## Instructions for the task
Report each line of the entries below that has the word "image" in it.

(Records drawn from a dataset)
<<<<
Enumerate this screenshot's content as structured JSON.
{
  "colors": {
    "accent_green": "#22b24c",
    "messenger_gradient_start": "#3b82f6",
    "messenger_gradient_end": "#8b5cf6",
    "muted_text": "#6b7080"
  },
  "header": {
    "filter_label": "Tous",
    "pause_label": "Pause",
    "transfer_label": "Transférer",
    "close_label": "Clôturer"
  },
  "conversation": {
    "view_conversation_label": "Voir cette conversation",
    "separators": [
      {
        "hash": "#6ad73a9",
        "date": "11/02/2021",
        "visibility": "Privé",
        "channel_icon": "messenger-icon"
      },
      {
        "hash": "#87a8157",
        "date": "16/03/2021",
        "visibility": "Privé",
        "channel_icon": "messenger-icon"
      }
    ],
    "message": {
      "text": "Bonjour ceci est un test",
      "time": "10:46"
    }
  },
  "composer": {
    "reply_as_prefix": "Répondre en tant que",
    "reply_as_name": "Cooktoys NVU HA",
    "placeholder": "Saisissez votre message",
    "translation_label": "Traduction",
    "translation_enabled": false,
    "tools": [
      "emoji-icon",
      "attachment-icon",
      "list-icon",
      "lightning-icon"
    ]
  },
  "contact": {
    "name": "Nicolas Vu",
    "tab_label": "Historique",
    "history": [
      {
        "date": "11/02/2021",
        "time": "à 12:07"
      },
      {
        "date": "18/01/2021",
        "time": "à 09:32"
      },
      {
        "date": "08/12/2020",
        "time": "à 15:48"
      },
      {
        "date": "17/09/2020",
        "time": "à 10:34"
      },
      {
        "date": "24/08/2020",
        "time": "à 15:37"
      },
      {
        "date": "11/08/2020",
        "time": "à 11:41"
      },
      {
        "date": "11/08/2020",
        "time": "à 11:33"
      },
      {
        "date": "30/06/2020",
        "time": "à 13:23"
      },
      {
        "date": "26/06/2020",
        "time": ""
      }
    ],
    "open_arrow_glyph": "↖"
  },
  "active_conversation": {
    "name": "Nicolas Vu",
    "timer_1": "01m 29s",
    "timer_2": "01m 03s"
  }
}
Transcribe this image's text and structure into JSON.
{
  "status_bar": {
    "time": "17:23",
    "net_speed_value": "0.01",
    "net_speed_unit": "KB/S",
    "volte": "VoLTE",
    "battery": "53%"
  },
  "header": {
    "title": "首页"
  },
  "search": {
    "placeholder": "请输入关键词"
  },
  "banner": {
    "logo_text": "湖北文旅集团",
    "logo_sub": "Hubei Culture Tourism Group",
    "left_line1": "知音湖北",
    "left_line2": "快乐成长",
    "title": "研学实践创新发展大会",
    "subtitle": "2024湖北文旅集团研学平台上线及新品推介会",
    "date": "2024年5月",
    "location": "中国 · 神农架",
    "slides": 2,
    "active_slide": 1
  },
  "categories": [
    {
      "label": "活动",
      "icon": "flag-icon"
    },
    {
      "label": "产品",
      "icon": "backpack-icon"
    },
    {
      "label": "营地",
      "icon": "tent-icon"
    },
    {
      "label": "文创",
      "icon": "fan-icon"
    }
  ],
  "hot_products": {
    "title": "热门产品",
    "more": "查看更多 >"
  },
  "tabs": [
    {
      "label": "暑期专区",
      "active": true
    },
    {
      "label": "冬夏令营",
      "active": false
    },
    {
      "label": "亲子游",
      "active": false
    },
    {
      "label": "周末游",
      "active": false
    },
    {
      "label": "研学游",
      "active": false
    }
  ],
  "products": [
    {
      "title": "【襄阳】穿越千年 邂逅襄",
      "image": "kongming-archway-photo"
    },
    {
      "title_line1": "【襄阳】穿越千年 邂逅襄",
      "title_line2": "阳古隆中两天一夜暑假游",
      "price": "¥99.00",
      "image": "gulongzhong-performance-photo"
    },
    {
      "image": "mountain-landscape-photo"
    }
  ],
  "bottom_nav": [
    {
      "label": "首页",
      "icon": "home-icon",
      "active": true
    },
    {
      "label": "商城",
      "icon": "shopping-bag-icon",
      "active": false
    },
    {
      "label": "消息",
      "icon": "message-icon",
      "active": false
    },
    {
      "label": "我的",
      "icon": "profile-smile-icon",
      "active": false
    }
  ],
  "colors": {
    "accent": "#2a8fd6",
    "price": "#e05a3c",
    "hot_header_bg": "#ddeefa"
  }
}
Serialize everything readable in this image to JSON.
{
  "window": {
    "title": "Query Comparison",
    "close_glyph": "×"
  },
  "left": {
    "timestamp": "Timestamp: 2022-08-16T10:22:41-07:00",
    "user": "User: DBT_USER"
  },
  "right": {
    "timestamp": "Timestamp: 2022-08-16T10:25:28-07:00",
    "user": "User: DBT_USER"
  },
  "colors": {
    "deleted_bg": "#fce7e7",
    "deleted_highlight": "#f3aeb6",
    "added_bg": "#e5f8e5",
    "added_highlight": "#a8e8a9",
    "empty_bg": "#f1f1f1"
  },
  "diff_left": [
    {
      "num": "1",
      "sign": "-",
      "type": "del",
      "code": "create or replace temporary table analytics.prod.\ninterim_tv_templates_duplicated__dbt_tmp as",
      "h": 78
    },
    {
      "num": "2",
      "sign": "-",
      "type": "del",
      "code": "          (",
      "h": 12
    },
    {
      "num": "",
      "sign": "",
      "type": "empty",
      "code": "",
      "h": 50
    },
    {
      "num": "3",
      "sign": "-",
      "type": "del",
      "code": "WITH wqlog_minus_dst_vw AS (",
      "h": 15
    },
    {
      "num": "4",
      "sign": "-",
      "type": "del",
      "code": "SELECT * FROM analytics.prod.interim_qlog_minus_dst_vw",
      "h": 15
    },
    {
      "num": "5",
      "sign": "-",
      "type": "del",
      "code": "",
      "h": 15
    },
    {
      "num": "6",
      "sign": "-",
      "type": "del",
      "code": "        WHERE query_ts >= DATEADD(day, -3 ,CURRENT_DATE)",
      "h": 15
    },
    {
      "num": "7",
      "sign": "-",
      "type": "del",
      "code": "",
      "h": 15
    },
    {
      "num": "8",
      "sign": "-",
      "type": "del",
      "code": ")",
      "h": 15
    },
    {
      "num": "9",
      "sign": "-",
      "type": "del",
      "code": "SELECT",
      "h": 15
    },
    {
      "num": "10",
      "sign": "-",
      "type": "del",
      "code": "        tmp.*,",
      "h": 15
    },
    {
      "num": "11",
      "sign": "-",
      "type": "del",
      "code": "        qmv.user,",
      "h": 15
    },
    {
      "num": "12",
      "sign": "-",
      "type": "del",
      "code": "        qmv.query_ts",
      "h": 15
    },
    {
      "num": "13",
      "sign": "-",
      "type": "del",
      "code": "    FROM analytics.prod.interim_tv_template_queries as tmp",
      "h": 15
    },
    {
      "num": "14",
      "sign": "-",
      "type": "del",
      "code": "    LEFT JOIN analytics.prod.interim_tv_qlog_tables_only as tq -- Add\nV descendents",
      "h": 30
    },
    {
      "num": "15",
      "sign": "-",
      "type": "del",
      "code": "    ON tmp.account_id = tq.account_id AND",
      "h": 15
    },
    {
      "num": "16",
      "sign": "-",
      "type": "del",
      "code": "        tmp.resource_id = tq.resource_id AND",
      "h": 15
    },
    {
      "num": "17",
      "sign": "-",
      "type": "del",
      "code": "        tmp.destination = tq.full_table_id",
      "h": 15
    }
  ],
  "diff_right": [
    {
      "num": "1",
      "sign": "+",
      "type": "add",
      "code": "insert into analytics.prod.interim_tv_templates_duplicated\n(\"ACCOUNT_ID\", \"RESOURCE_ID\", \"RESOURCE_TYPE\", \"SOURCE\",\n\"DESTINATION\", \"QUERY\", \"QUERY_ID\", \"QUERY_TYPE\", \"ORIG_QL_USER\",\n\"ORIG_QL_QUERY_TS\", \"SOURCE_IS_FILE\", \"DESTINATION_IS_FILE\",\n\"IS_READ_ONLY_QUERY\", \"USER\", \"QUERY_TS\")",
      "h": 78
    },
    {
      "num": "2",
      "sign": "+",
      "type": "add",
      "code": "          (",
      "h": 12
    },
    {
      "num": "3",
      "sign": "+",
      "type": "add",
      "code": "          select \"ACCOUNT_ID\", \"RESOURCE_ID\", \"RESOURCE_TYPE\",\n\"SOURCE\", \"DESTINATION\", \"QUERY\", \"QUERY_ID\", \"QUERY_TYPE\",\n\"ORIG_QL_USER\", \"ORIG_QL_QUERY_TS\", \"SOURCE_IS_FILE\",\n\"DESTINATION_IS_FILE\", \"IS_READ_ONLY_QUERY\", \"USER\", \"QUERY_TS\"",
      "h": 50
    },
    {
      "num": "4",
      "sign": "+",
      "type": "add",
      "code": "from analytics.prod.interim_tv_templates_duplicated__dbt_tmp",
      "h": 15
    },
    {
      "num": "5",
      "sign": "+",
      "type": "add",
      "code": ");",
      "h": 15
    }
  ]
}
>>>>
## Reply
Transcribe this image's text and structure into JSON.
      "image": "kongming-archway-photo"
      "image": "gulongzhong-performance-photo"
      "image": "mountain-landscape-photo"
Serialize everything readable in this image to JSON.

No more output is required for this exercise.